The following health tests are suggested for Pointers:
- Hip evaluation
- Eye evaluation
- Thyroid evaluation
Beagles should get a Musladin-Leuke Syndrome DNA test, alongside hip and eye evaluations.
Dogs with the syndrome have a “ballerina-like” stance, with a stiff gait and limited range of movement.
Parts of their head, including ears and eyes, may also be affected.
Does a Beagle Pointer Mix Make a Good Family Dog?
Dr. Bruce Fogle states that both the Beagle and the Pointer tend to be good with children.
Therefore, we can expect the Mix to make a good family dog if the dog’s high-exercise requirements can be balanced with family life.
Due to the hunting background of the parent breeds, families with small furry pets might want to avoid this mixed breed.
Both breeds have been developed as working and companion dogs and enjoy human company.
Therefore, they may enjoy being around children. However, as with all dogs, they should not be left alone for long periods of time.
Rescuing a Beagle Pointer Mix
You should always meet the dog before adoption. Be prepared for the rescue organization to arrange a home visit to see if the dog is suitable for you.
Before finalizing the adoption, ask your vet to examine your dog. The vet will be able to spot any health issues the dog may have.
Be prepared to look at rescues that aren’t local to you, as the Beagle Pointer Mix is still gaining in popularity.
Finding a Beagle Pointer Mix Puppy
When looking for a puppy, it is important to avoid pet stores. These are often linked to puppy mills, which have very low standards of animal care.
You should insist on seeing the puppy around the mother.
Good breeders will allow you to see the puppy with the mom and littermates. They will also show you where the puppies are housed.
As the popularity of mixes grows, it may be easier to find Beagle Pointer Mix puppies now than in the past.

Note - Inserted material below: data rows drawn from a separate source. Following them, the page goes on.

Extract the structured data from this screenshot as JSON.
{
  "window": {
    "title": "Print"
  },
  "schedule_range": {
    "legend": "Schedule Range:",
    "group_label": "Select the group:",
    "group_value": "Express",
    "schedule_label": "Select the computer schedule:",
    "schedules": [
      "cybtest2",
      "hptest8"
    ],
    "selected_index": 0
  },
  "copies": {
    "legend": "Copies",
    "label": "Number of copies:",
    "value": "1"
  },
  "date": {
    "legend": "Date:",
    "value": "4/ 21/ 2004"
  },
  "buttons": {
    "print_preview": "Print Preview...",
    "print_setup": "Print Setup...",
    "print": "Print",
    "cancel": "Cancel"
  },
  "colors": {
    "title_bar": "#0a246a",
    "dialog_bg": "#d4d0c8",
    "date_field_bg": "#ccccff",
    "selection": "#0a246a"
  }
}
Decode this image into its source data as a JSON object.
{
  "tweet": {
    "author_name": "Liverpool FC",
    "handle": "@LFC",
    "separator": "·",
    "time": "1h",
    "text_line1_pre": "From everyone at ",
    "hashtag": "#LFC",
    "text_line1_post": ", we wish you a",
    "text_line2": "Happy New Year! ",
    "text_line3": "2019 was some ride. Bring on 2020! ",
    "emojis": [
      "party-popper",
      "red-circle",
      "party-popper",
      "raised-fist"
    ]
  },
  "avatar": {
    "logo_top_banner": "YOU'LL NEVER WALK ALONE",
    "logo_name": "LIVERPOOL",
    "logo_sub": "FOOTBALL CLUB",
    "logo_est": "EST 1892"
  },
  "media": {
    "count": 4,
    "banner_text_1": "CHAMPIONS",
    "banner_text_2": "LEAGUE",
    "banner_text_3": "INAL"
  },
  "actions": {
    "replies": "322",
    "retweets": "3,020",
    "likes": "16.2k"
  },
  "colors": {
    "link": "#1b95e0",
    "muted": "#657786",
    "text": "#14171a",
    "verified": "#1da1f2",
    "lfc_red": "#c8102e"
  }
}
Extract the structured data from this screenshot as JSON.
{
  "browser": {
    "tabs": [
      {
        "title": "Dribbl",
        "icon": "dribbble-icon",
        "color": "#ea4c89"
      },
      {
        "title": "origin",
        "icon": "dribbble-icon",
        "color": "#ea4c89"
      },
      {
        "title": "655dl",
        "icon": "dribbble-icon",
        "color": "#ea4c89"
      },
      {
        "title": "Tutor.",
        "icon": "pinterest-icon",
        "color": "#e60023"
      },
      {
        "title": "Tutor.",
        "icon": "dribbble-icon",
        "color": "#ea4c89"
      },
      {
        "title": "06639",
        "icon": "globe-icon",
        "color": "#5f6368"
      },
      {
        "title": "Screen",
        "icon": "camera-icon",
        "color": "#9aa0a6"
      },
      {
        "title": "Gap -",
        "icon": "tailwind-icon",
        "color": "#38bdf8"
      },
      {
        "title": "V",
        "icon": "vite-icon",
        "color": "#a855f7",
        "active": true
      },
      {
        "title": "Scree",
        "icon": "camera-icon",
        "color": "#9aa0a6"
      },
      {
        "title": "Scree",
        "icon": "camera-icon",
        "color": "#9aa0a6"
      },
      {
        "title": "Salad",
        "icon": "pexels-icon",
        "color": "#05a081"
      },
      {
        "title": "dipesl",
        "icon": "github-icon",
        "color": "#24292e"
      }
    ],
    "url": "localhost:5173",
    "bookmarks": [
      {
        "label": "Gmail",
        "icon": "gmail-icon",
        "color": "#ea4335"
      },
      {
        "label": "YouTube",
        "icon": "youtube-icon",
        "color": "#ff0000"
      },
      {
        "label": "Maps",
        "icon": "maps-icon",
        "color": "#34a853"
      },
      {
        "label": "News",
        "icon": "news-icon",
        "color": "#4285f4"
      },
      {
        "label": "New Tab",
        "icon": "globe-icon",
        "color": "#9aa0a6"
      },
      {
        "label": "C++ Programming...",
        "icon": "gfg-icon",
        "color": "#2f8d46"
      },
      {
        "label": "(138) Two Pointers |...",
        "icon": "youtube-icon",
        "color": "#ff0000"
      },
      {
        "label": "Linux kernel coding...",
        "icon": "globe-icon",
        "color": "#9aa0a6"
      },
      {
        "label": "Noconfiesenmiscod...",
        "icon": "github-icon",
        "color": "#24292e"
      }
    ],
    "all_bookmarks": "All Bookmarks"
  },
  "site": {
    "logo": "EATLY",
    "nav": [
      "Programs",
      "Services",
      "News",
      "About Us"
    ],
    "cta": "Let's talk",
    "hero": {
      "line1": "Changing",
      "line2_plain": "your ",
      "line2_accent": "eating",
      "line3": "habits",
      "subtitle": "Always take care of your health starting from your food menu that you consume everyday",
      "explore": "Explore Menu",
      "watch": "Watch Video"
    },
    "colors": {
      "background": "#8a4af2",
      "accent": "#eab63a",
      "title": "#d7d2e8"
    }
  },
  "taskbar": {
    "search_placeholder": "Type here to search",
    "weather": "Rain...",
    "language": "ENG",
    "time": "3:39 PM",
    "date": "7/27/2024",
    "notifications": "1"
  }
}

Raising A Beagle Pointer Mix Puppy
If you decide to buy a Beagle Pointer Mix puppy, we have guides to help you raise it.
Beagle Pointer Mix Products and Accessories
Although we do not have products and accessories specific to this mixed breed, we do have ones for both the Beagle and the Pointer, including:
Pros and Cons of Getting a Beagle Pointer Mix
A drawback of this mixed breed is that due to the parents’ high energy levels, the offspring could need more exercise than some other breeds.
Both the Beagle and the Pointer have been described as “escape artists,” so you may need high fences.
Both the Beagle and Pointer have a high prey drive.
A large positive of this mixed breed is the good nature of both the Beagle and Pointer, which could combine to make the offspring an excellent pet.
Similar Beagle Pointer Mixes and Breeds
The Beagle has also been crossed with whippets.
Beagle Pointer Mix Rescues
AKC has created a list of Beagle rescues in the USA.
The United Kingdom’s Kennel Club (UKKC) has a list of Beagle rescues.
There are several Beagle rescues in Australia, including:
Big on Beagles is a Canadian Beagle rescue.
PointerRescue.Org rescues Pointers from around the USA.
UKKC has a list of Pointer rescues.
Pointer rescues are rarer in Australia than they are in other countries. However, some available Pointers can be found here.
Pointing Dog Rescue Canada coordinates Pointer rescues in Canada, as well as rescues for other breeds.
Is a Beagle Pointer Mix Right For Me?
If you have the time to provide the exercise this mix needs, it could be perfect for you.
A big yard with high fences are highly recommended.
Therefore, if you live in a city or somewhere without access to an enclosed outdoor area, this mixed breed may not be for you.
References and Further Reading:
Fogle, B., 2002, “Dogalog”
Siracusa, A., et al., 2017, “Musladin-Leuke Syndrome’s Beagle: First Italian Report,” Veterinaria (Cremona), Vol. 31, Issue 1, pgs. 51-55
Diez, M., et al., 2004 “Evolution of blood parameters during weight loss in experimental obese Beagle dogs,”
Brass, W. “Hip dysplasia in dogs,”